Now – let’s tear it down:

PUSHY! “This rate is the best you’ll ever see”. “We need to secure money for the appraisal, let’s get started now”. “You need to sign this so we can get things started”. You feel more rushed than the last time you opted to self checkout in Walmart.

Stop! A loan officer is an adviser, not a used car salesperson (sorry, no euphemisms here). You need someone who will take it slow, work out the details. This is a HUGE transaction and it deserves patience and respect. It’s a relationship, not a one night stand (yeah, went there)

VAGUE! You know things were unclear in the beginning, but now you have a pen in your hand and things are still gray. The dotted line stares up at you and a zillion questions bounce around your head.

Stop! A loan officer is teacher. She will take your hand and guide you gently through a maze of foreign terms, complicated disclosures and options. You know she cares because she’s patient, repeats without hesitation, and spends time explaining. She WANTS you to understand. This is a BIG deal!

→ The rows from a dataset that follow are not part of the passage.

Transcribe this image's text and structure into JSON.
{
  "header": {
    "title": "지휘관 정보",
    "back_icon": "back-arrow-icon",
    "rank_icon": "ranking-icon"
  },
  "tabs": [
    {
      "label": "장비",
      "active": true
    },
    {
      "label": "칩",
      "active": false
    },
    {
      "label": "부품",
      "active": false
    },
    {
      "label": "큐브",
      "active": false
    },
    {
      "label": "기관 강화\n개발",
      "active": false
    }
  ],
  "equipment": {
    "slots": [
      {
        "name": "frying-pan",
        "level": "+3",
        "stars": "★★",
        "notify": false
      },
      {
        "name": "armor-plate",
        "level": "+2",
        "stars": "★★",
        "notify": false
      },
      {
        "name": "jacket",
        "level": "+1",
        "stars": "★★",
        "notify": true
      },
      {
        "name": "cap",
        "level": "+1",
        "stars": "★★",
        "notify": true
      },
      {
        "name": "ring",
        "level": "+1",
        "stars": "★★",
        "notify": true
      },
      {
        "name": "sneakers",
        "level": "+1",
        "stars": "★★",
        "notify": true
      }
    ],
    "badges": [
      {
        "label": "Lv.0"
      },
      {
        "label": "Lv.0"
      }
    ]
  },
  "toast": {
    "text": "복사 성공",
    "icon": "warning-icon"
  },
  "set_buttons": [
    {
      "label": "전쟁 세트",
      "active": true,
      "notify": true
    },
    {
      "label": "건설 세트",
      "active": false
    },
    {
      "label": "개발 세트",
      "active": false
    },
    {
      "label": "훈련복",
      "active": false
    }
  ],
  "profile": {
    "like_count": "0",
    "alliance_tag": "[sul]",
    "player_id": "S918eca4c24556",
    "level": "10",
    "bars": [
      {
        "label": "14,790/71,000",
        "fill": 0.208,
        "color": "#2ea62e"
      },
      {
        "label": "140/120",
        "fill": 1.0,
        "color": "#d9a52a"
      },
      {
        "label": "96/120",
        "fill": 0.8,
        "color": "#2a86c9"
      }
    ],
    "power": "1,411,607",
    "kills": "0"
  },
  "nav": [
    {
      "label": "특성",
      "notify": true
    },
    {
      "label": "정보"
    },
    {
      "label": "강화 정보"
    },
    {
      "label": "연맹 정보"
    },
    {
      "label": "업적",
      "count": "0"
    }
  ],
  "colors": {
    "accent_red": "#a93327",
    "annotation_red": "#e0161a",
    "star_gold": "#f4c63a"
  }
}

PROMISES! “This loan is no problem”.  “We won’t need anything else from you”. “We’ll get you closed in twenty days”.

Stop! A good loan officer is a coach. Without scaring you, she will outline a plan of events and what you can expect to encounter. She will also know that issues might come up. Heck, she might even ask for patience because this process is complex, time consuming and arduous   But,she’s your advocate and will work with you. Yes, you might need to provide additional documents, have patience, and need to vent. She’ll communicate and explain and together you’ll get through it.

CHATTERBOX! Yeah, you know what I’m talking about. The loan officer that won’t stop talking. He is more interested in sharing his life and you struggle to laugh at those lame jokes. Maybe if you just sign the application he’ll shut up.

Stop! A loan officer is as good as your counselor. She listens to your needs, works with your situation and helps find solutions. She wants to know about you! How else can she fit you into the right product. You should be the one talking!

Let’s end with some words:

  • Adviser
  • Teacher
  • Coach
  • Counselor

Next time you’re sitting in front of a loan officer, measure him!

bottom

Standard